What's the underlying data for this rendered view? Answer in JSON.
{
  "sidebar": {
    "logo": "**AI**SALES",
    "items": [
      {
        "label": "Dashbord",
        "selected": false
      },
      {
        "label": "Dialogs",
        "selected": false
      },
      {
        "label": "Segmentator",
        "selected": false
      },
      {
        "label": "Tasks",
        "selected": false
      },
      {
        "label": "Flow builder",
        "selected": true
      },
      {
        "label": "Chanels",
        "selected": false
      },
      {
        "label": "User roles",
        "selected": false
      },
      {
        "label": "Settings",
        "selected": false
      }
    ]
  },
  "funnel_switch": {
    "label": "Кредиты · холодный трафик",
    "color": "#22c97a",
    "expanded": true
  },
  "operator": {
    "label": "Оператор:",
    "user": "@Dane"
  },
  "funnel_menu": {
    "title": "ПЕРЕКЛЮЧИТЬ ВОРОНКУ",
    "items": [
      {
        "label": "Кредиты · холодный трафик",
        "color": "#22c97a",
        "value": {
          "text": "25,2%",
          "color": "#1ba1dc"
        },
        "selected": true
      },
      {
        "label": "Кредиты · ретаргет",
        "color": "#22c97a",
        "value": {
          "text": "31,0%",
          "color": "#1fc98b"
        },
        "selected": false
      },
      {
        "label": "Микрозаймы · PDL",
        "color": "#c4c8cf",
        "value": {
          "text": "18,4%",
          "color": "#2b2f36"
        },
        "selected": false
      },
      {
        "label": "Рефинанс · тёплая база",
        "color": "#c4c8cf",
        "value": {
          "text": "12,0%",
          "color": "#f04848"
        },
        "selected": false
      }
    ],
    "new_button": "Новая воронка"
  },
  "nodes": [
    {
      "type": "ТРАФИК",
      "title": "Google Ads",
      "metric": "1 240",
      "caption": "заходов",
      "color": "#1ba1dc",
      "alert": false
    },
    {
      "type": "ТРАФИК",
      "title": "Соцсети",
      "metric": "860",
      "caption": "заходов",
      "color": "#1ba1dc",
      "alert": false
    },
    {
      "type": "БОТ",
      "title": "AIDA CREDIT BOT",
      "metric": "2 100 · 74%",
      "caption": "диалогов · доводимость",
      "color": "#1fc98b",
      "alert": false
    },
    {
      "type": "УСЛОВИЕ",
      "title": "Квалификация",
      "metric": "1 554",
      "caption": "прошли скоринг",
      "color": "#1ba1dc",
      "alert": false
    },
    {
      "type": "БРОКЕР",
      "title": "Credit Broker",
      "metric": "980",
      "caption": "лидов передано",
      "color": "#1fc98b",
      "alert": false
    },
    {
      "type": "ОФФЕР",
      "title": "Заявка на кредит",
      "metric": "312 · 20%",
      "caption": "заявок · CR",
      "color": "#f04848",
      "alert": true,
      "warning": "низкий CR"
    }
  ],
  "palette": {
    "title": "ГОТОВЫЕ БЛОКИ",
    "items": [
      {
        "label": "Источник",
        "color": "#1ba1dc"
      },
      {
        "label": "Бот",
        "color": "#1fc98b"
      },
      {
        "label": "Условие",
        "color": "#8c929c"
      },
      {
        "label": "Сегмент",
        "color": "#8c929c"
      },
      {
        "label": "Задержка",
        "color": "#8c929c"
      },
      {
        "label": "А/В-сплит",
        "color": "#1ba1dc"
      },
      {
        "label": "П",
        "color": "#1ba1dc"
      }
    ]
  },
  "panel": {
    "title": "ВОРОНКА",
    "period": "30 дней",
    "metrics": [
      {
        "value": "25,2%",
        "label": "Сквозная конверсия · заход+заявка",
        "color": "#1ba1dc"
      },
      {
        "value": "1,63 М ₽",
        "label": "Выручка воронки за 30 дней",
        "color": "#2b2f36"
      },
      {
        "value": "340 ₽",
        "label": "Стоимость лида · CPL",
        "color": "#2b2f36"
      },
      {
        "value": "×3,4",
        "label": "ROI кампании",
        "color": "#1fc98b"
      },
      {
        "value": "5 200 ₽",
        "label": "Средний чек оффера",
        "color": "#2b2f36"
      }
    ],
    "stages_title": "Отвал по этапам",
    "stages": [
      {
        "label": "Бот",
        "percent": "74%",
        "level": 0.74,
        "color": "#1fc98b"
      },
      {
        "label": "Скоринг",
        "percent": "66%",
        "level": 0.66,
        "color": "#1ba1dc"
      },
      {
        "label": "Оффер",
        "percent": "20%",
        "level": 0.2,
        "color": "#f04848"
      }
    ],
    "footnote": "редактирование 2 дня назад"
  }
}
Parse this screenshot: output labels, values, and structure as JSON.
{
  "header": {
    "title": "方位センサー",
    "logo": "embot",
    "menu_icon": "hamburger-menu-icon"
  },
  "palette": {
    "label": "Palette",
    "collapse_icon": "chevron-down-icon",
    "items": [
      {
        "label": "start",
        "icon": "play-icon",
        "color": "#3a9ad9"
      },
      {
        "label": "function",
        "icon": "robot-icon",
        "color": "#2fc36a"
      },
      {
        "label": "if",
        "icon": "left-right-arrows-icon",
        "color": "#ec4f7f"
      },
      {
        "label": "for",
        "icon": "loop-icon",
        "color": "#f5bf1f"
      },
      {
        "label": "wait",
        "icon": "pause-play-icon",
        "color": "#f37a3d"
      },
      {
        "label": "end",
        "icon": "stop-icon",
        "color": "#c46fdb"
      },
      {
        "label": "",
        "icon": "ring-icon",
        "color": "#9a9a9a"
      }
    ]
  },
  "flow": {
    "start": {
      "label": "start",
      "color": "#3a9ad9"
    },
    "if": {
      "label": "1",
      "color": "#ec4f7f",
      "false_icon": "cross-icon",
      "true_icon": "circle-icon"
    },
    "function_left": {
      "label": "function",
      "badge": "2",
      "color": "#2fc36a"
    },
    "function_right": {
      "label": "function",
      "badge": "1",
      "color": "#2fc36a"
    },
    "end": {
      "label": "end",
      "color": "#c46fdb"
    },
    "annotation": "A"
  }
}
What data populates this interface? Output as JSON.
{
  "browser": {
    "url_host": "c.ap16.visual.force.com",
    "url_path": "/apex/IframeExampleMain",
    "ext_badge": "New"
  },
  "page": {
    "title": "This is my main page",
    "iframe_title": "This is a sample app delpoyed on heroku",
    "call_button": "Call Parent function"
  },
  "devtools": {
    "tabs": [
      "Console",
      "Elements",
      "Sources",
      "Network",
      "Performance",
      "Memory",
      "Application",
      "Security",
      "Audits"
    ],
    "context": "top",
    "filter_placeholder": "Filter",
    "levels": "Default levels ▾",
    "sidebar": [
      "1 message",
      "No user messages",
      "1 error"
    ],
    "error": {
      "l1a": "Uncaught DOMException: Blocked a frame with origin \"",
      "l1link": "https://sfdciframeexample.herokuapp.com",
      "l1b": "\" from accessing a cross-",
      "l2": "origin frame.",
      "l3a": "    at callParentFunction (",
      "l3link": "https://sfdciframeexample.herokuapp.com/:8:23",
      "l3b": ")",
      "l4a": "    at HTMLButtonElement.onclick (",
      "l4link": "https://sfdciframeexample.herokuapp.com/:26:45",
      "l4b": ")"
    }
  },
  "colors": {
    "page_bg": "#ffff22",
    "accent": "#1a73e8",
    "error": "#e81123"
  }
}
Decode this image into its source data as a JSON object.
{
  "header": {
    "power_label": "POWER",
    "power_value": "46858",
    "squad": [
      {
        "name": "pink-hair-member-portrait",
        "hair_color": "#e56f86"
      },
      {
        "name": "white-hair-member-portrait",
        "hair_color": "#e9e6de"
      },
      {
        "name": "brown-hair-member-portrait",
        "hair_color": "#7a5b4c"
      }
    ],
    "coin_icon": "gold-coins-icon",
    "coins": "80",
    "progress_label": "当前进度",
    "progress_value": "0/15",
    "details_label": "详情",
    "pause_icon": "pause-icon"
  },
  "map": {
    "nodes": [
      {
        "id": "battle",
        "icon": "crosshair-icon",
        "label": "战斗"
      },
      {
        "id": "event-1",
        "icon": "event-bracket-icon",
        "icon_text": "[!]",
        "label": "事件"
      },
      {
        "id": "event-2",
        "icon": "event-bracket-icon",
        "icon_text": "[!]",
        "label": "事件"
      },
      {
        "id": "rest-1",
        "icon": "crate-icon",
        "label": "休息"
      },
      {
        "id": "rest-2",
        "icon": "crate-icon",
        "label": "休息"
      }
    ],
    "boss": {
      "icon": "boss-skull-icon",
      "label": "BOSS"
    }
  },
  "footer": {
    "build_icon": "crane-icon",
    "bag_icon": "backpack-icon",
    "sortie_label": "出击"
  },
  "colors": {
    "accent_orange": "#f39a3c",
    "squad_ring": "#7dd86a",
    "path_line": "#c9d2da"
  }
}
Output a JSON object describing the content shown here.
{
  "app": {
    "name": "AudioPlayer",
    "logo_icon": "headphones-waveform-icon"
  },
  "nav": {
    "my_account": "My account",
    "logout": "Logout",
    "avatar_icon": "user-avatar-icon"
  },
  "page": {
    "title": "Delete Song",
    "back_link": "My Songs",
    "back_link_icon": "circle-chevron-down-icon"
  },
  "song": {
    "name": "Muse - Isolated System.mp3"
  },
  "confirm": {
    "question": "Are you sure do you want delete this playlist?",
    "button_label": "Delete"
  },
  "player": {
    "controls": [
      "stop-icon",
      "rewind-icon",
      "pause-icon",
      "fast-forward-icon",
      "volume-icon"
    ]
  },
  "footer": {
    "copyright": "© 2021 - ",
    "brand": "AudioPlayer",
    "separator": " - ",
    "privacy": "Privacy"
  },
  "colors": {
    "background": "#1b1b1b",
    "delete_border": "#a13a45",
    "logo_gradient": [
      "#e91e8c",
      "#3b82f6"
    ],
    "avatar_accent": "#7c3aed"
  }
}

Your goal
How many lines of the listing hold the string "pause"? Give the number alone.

Result for this task
3